[DATA FOR PROCESSING Boundary: Start]

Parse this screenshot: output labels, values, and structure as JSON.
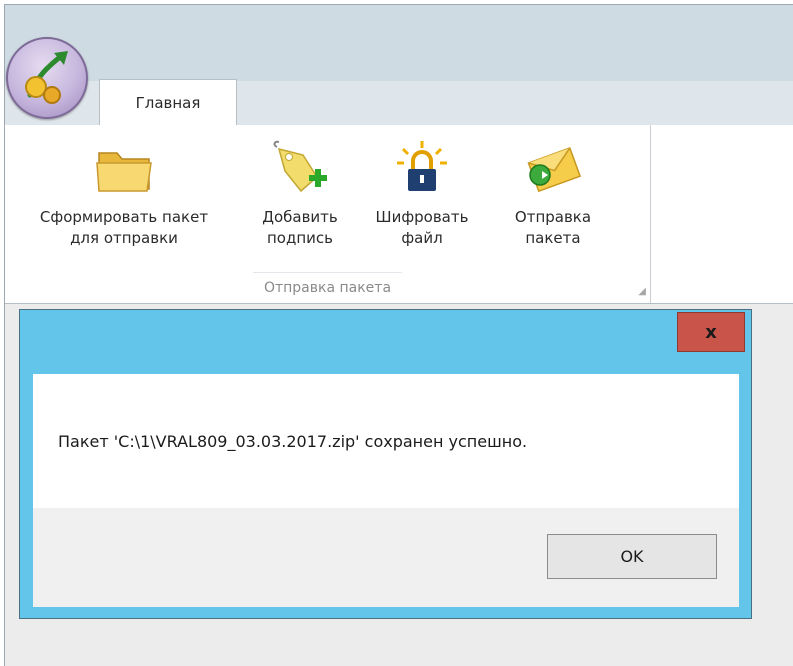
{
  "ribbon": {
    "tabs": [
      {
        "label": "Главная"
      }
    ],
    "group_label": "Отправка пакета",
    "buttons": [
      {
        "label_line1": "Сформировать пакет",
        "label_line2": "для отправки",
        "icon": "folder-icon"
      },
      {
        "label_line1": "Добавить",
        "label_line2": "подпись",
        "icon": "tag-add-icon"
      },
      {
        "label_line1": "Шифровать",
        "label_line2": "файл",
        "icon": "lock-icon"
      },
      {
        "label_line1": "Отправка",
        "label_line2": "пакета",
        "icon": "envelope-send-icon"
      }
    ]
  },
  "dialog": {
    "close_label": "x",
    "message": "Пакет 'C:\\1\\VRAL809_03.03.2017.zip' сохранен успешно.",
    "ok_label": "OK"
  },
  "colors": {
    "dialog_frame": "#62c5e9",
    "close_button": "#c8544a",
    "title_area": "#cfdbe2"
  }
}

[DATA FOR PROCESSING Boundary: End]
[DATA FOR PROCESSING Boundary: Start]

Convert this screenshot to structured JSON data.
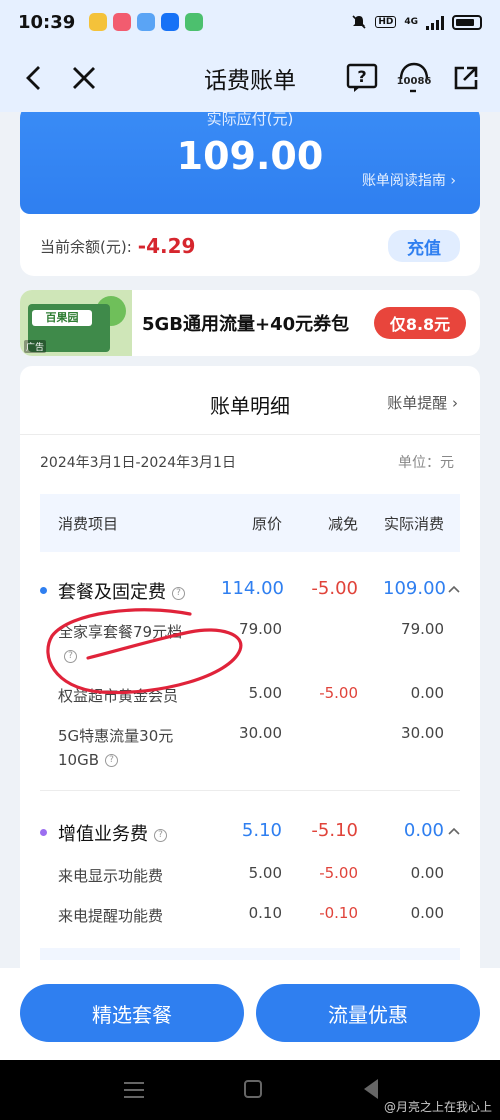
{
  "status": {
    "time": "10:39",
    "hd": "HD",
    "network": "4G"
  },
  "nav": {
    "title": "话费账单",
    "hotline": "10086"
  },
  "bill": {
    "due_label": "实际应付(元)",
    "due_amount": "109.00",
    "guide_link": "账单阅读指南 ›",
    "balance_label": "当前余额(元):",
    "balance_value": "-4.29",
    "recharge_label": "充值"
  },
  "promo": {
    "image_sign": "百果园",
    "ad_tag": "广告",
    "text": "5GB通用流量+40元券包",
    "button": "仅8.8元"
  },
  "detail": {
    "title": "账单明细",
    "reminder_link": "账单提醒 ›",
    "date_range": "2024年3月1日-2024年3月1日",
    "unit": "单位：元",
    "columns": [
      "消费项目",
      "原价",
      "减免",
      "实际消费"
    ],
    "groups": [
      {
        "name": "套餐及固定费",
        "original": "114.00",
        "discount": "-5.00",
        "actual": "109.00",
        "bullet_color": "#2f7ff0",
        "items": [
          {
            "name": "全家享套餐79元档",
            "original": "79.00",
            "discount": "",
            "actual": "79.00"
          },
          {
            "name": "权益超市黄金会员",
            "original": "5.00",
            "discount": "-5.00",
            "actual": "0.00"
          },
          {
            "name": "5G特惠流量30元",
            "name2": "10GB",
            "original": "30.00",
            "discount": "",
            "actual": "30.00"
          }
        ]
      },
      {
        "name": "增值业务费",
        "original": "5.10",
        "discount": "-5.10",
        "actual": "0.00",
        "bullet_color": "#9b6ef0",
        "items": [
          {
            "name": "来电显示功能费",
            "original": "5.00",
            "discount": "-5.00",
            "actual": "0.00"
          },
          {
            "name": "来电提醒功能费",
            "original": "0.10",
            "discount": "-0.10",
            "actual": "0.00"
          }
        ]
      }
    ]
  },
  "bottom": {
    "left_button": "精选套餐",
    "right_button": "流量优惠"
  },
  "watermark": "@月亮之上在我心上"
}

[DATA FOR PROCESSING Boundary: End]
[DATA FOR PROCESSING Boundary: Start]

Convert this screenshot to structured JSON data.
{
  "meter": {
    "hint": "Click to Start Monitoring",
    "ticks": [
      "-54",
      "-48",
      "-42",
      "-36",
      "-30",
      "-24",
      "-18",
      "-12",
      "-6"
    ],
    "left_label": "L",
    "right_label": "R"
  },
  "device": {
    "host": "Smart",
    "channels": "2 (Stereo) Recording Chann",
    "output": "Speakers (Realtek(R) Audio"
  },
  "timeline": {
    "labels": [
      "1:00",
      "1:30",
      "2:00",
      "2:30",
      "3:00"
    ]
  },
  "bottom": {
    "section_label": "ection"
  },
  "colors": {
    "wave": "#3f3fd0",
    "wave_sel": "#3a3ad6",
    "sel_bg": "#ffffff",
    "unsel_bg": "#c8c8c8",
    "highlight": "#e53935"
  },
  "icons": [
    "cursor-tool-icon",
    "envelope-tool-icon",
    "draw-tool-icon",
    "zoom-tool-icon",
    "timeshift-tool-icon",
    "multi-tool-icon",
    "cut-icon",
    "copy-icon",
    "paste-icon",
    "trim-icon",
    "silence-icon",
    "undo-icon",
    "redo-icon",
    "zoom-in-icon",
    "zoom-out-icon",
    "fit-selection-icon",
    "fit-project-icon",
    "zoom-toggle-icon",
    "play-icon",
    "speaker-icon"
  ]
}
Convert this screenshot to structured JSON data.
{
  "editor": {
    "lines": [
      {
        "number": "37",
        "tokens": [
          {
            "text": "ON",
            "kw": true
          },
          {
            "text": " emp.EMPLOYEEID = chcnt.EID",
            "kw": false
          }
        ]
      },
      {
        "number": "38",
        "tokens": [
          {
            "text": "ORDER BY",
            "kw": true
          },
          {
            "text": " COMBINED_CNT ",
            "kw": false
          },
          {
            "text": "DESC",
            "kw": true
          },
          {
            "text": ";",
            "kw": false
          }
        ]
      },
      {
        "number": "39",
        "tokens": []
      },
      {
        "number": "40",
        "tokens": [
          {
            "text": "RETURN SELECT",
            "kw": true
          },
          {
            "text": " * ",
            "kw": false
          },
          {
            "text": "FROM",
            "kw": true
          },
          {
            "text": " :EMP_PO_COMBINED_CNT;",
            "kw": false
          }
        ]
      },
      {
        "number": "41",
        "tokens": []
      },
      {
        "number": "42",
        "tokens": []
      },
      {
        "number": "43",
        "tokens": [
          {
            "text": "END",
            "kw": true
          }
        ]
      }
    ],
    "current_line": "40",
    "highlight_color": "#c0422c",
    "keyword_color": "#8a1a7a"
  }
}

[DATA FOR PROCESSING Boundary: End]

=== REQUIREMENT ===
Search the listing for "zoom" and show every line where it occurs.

=== EXERCISE ANSWER ===
    "zoom-tool-icon",
    "zoom-in-icon",
    "zoom-out-icon",
    "zoom-toggle-icon",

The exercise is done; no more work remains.